The lemons are so highly promoted they obscure that the mild climate produces a varied assortment of other fruit and produce. Mario refers to it as “tutti frutti.” There are oranges, cherries, peaches, apricots, as well as grapes, olives and nuts.
The agriculture was as impressive as the towns, the gardens carved into the steep, rugged terrain, in terraced layers evident everywhere as we made our way along the coast.
There are about a dozen towns along the stretch of the Sorrentine Peninsula commonly referred to as the Amalfi Coast. Mario had three on the agenda.
The first was Positano, arguably the most picturesque and photogenic. The buildings are all peach, pink and terracotta, the narrow streets snaking through a maze of restaurants, hotels and boutiques, selling everything lemon-themed imaginable.
Though unabashedly geared to tourism, it was at the same time charming and oh, so Italian. That was enhanced by Mario’s boss, Mr. Vito himself, sitting by the main street into town in pressed white shirt, tie and dark shades looking like a spitting image of De Niro.
Steinbeck wrote a short story about Positano. Vacationing Mick Jagger and Keith Richards are said to have composed “Midnight Rambler” in one of the cafes, though it is difficult to find the inspiration for it from the setting.
While Positano overlooks the sea, the port town of Amalfi draws the visitor right down to the water. This once was one of the most important ports in the Mediterranean. Now it seems notable as the turnaround point for most of the large tourist coaches.
So it was crowded, chaotic, but an interesting stop. Mario gave us 40 minutes to explore the city center, which was bustling with activity along the crowded Piazza del Duomo lined with shops and cafes. The Duomo di Sant’ Andrea, a 9th-century Roman Catholic cathedral is the centerpiece attraction with its 62-step walkup.
I am more attuned to the oddities and anything that cuts across the common grain. So I gravitated to the Friggitoria, which turned out to be a take-out joint for fried seafood. And was curious about a car with an Amalfi 6 Tu banner moving slowly with a message blaring from a bullhorn on the roof. I suspected some form of public protest but learned it was eliciting support for a mayoral candidate.
In pleasant contrast to the cacophony of Amalfi was the final stop on the coast, serene and soulful Ravello. The peaceful outpost is a little bit of heaven perched on terraced slopes high above the sea. Centuries ago is was regarded as a safe haven, but more recently it has attracted and inspired creative types with its lavish gardens, quiet streets lined with shops, cafes, gelaterias and stunning views.
Richard Wagner composed the second act of his opera Parsifal in Ravello in 1880, and the town is now the setting for an annual summer-long outdoor music festival. Gore Vidal lived there for 30 years.

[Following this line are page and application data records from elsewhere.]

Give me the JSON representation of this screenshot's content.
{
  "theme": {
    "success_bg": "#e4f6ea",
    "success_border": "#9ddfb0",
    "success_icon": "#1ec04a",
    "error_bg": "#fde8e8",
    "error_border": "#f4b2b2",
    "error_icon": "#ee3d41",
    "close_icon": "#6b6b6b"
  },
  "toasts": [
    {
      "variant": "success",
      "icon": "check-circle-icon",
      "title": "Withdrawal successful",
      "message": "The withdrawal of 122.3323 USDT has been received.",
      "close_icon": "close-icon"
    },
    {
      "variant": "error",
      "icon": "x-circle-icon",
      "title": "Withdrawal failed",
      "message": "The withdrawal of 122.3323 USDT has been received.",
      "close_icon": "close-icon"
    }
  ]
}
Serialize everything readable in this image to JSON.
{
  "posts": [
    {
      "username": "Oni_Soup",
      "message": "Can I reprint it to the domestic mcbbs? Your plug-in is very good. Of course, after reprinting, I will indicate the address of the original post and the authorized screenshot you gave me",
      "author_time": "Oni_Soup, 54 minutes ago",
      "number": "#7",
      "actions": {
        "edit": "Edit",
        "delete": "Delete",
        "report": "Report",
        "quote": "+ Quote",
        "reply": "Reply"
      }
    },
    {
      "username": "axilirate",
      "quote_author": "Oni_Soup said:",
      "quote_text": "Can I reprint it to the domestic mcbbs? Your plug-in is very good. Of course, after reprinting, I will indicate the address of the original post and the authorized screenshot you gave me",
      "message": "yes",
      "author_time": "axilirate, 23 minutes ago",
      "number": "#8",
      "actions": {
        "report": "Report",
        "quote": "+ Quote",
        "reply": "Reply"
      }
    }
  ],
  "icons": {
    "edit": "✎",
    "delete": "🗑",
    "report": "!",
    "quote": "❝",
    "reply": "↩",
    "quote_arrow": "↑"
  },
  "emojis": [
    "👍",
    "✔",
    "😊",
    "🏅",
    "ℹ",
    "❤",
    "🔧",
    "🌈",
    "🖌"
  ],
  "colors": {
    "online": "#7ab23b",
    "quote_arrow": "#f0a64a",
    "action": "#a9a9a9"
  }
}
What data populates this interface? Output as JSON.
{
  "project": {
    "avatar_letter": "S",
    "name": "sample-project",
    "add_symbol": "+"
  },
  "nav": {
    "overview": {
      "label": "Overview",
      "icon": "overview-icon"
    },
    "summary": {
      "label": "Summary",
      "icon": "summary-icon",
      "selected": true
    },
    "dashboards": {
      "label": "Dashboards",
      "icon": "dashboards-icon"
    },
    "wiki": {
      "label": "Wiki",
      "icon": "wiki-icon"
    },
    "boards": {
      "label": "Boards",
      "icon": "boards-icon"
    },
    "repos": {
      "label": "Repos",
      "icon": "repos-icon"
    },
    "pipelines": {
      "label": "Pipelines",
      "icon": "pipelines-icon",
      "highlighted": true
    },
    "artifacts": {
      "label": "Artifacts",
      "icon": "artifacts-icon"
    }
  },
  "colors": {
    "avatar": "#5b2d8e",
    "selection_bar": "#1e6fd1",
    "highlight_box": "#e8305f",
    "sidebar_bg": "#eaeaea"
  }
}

Humphrey Bogart and Gina Lollobrigida filmed “Beat the Devil” there. Kyle, in our group, saw a plaque commemorating the event.
Ravello was where Mario served the day’s piece de resistance with a stop for lunch at Al Ristoro del Moro. There we dined on local fish and other delicacies of the region on an outdoor patio more than 1,000 feet above the sea.
We lingered until there was barely time for a quick stop at Pompeii on the return to Naples. Pompeii is a major attraction for those intrigued to see the remains of the Roman city buried by the eruption of Mount Vesuvius nearly 2,000 years ago.
I was more interested in what Mario said about those living today in the shadow of the volcano.
“Usually every 100 to 150 years we have an explosion. We are waiting for the next,” he said. “If you look down to Vesuvius you can see 1 million of people living there today. For me, they are crazy. Scientists say we can know three months before an explosion. OK, but your apartments, your houses are there. You can’t bring them with you.”
He paused to let the thought sink in before adding, “I live in Naples; I’m OK.”
Better yet to stick to the high ground in a place like Ravello, one of those outposts that are easy to return to again and again. So cue the orchestra and pass the Limoncello.